2015-12-13 Trying to squeeze in some radio hobby when propagation is cooperating 2 years ago

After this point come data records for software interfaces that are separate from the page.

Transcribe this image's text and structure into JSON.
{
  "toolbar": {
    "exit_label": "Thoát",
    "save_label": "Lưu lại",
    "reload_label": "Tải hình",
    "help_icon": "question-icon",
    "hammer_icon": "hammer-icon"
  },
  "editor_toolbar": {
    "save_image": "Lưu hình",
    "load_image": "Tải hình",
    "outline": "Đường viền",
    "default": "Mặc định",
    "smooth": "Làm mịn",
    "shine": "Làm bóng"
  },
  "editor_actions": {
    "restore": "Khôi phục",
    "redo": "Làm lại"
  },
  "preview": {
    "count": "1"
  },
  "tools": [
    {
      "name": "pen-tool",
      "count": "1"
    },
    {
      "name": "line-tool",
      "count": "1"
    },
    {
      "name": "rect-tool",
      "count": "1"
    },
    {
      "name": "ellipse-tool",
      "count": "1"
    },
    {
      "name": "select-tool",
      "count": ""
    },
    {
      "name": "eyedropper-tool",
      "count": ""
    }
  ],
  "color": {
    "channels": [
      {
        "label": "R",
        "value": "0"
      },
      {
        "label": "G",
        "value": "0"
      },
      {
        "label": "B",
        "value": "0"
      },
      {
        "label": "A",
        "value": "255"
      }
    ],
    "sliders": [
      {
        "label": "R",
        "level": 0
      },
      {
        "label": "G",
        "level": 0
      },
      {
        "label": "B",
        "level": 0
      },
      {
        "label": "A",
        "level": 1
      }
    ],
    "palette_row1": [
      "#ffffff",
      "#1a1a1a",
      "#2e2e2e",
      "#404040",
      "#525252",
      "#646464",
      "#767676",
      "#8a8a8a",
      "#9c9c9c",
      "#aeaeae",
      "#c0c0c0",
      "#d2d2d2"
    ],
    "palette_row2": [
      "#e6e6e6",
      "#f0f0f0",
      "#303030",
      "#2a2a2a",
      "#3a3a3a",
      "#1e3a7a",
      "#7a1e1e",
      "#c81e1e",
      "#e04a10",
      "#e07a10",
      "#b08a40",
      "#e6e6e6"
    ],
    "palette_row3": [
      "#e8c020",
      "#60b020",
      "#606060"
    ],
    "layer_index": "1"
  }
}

This weekend I wanted to play some radio but it was hard to find time and cooperating propagation. At the moment propagation seems very limited and it only happens during the hours the sun is up for the amateur bands I am active in (20 meter and 10 meter). On Saturday it was rainy most of the day which ment the roof was wet and my signals weren't getting out when I got around to trying. I had enough incoming signals and had nice overviews on PSK reporter but nobody heard me when I had time to call/answer. On Sunday it was dry and I made five PSK31 contacts, and one SSB contact. After sunset the 20 meter band dried up quickly for me so I hung out the endfed to try my luck on 40 meter. Calling CQ in RTTY mode on 7051 MHz got spotted on the reverse beacon network but nobody answered. What frequency on 40 meter is good for PSK31 varies, but the only frequency where I hear/see it active is 7.040 MHz which is currently outside the frequency range I'm allowed to use. So I tried something else: JT-65 since I did hear the JT-65 tones above 7.076 MHz. The software was readily available via the Ubuntu ham radio software repository: wsjtx. It took me a bit of work to configure it to use hamlib via localhost: I can select the right rig type (NET rigctl 2) but I can't select a network host. Entering 'localhost' gave me a 'connection refused' error which I did not expect. I used strace to find out and the connection was only attempted to ::1, the IPv6 localhost where rigctld does not listen. I entered 127.0.0.1 as port and CAT control (controlling and monitoring my radio) started working. I saw some activity, and even tried answering a CQ call, but my answer was not received. JT-65 takes time: transmitting a message of maximum 13 characters takes around 50 seconds(!). A full QSO including signal reports takes at least 6 minutes, it's really not a mode for chatting or for fast contacts. On the other hand: it is a weak-signal mode, JT-65 can dig up signals deep from the noise!